The pandemic has certainly affected each sphere of human lives, including their businesses. Remote offices and consistent use of technology have improved the way business is done, but we should not forget the dark side of it.
During the COVID-19 pandemic, lots of businesses have moved to the online environment. It has facilitated most of the job-related tasks, reduced the risk of getting sick, and allowed employees to work from any place they want. All these advantages have impacted the overall business structure, which remains even today when the pandemic days are almost over.
However, the digital world is full of perils that can cause severe issues that cannot be easily resolved. Namely, online businesses have started facing consequences due to the increased number of cyber threats, including phishing, malware, ransomware, and similar.
Cyber threats are an ongoing issue that requires your constant attention. And if you’re not familiar with the severity and consequences of such problems, you’ve come to the right place.
In this post, we’ll present you with the 5 most popular cyber threats that arose during the pandemic and help you recognize them.
Cyber Threats During Pandemic
Phishing is still one of the most superior cyber-attacks that target companies or individuals associated with a certain organization. Phishing is often deployed through emails, which is used to trick users into revealing their sensitive information to unreliable third parties (hackers).
Phishing emails often look realistic, which makes it difficult for victims to determine whether the message is authentic or not. Such cyber threats aim to hook the victims into clicking the malicious link delivered in an email or downloading the attached file. If the user follows the hacker’s instructions, their financial information might be compromised or might become a victim of identity theft.
Although the art of phishing has significantly progressed, it is still possible to recognize it and avoid it. Such emails often contain typos and misspelled words, and the sender’s email address usually has strange characters. So, if you are unsure whether you received an email from your boss or a curious hacker, double-check the above-mentioned signs. Or call your boss directly to see if everything is under control.
The goal of ransomware is to lock and encrypt all your essential files. And if you want them back (and you sure do), you need to pay a ransom to hackers who got into your system and infected it. As you may assume, paying the ransom doesn’t guarantee that you’ll receive what you paid for.
Ransomware is one of the most complex cyber-attacks that’s affected many systems during the pandemic. It can get into your computer in different ways – you can download and install it, get it due to a phishing attack, inject it via a USB drive, and so on.
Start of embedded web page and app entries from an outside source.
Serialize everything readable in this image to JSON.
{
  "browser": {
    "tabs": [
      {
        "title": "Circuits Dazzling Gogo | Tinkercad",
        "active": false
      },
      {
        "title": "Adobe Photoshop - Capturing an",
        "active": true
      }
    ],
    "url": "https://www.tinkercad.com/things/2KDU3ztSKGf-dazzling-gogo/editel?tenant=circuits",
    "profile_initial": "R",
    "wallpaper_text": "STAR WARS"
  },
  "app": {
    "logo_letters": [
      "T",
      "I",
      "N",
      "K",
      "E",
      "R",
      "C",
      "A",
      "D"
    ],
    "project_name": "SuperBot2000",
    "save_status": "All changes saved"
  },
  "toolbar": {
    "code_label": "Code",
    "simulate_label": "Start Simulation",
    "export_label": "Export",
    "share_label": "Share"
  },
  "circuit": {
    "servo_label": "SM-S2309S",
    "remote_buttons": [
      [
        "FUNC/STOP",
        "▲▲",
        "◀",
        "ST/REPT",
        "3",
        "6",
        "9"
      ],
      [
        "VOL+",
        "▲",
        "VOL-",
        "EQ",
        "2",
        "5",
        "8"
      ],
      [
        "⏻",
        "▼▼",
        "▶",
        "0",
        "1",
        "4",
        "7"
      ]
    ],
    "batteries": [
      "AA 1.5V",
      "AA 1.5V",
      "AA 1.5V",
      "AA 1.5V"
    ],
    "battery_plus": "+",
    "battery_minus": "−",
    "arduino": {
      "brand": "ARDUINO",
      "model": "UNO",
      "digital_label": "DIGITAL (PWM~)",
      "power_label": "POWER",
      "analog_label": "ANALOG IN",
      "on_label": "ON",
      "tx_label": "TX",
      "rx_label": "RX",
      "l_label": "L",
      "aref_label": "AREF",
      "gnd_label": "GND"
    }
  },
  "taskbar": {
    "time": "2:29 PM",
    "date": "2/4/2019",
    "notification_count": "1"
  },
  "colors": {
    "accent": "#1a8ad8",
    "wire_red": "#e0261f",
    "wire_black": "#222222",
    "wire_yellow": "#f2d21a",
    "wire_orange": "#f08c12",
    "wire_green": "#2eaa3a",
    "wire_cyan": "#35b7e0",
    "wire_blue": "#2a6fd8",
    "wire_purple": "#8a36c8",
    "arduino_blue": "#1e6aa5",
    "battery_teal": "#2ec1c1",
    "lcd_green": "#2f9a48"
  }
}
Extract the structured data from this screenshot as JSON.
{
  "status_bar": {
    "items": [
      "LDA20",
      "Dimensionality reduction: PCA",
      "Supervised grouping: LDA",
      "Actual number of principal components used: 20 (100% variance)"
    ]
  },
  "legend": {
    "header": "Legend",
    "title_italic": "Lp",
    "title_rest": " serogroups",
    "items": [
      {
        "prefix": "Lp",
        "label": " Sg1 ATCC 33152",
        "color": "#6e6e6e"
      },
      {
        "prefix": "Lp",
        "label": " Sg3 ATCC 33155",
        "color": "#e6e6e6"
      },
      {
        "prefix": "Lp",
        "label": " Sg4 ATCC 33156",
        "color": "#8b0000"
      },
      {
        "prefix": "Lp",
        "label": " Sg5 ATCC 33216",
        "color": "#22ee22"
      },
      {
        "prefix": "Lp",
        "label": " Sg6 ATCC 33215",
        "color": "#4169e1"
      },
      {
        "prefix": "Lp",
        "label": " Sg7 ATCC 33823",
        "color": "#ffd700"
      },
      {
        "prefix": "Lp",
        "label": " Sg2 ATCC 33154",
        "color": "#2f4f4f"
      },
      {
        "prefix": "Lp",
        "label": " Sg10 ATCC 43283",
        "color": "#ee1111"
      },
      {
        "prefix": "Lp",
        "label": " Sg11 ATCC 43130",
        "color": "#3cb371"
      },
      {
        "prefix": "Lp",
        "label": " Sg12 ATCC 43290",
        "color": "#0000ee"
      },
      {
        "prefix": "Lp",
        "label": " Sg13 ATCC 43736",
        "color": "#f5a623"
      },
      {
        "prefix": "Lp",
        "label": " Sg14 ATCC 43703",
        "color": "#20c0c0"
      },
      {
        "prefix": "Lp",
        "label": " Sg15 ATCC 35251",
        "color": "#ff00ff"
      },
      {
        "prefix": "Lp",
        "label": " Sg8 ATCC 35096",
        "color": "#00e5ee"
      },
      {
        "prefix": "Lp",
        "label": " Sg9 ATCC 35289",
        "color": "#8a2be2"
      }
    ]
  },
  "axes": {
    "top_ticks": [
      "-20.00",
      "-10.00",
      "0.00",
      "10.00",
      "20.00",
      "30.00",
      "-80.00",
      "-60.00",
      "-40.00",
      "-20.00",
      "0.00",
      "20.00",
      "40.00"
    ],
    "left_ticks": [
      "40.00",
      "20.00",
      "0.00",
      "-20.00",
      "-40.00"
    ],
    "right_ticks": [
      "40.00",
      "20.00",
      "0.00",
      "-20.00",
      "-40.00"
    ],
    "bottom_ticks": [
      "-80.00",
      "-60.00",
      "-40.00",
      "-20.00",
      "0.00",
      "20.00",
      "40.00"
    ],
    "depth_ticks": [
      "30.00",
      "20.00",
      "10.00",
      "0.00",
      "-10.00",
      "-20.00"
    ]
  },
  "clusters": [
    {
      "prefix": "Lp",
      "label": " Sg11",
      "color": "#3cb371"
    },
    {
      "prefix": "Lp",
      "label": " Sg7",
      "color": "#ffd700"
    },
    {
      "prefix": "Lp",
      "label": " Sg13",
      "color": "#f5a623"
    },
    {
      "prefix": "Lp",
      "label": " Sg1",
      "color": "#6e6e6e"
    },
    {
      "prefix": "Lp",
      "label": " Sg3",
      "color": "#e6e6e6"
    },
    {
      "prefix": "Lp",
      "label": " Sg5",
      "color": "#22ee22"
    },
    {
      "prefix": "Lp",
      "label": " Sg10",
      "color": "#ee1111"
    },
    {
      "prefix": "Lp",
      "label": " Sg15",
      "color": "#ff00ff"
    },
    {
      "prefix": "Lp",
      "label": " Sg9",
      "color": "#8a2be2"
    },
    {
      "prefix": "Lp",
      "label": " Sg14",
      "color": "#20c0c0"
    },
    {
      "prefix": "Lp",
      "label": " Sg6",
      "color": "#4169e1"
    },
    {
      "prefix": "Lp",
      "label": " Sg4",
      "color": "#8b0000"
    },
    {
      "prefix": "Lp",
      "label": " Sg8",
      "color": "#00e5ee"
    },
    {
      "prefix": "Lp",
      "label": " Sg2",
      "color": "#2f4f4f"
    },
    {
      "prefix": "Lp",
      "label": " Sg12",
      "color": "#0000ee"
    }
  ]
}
During the pandemic, the systems got infected by ransomware due to the lack of adequate cyber protection. Insecure sharing of sensitive files and passwords jeopardized the business flow, resulting in severe consequences that were not easy to resolve. One of the best ways to secure your system against threats like ransomware is through a password manager. This feature-rich tool helps you create strong passwords for your sensitive accounts and lets you share them with your teammates with peace of mind. In a nutshell, it is an affordable way to ensure your safety online and mitigate the most common risks associated with your privacy.
3. Distributed Denial of Service Attacks (DDoS)
A distributed denial of service attack, also known as a DDoS attack, acts by sending an endless number of requests to a website at the same time. As a result, the website crashes, and the users are not able to use or access it anymore.
A large number of requests that target a website are often sent by bots called botnets, specifically designed to send requests to servers repeatedly. All the connected devices can be hacked and exploited in this type of attack, which often occurs without the owner’s knowledge.
Unfortunately, DDoS attacks are easy to deploy, especially since they are pretty cheap. This is why they exploded during the pandemic when they affected a broad range of servers and networks. And although it’s cheap to carry out, it can cost affected companies millions of dollars.
4. Zero-Day Attacks
As their name implies, zero-day attacks are threats that target newly discovered software vulnerabilities, for which there is no antivirus or patch developed yet. Those attacks are often implemented through smartphone applications that no longer receive adequate developer support or obsolete applications that are not updated to the latest version.
In order to avoid zero-day attacks, it’s important to update your software regularly and deinstall all the applications you no longer use, but which could be a threat to your system. Such attacks have affected different private and business users, resulting in stolen data, jeopardized safety, and other consequences that prevent businesses from thriving.
5. Internet of Things (IoT) Vulnerabilities
The Internet of Things (IoT) is commonly used nowadays, and smart devices have become an integral part of every home. However, these “great” inventions are not always great.
There are many cyber threats associated with the Internet of Things, and they can be especially severe. Namely, the IoT is one of the key providers of data, and its built-in security system is not entirely developed yet. For that reason, those devices allow cyber criminals to enter their systems and manipulate them according to their malicious plans.
IoT attacks have doubled during the pandemic, which is a pretty concerning fact. We can only hope that, in the future, IoT security will become more advanced and will let users enjoy all their features with peace of mind.
Although the pandemic is almost over, cybersecurity threats will never end. They can become more progressive with time, which is why, especially companies, must protect their vital data with the best cybersecurity solutions, learn how to recognize sketchy activity, and manage a crisis situation within a team.
And remember – technology has become an essential part of our lives. Make sure to use it with precaution to get the best out of it.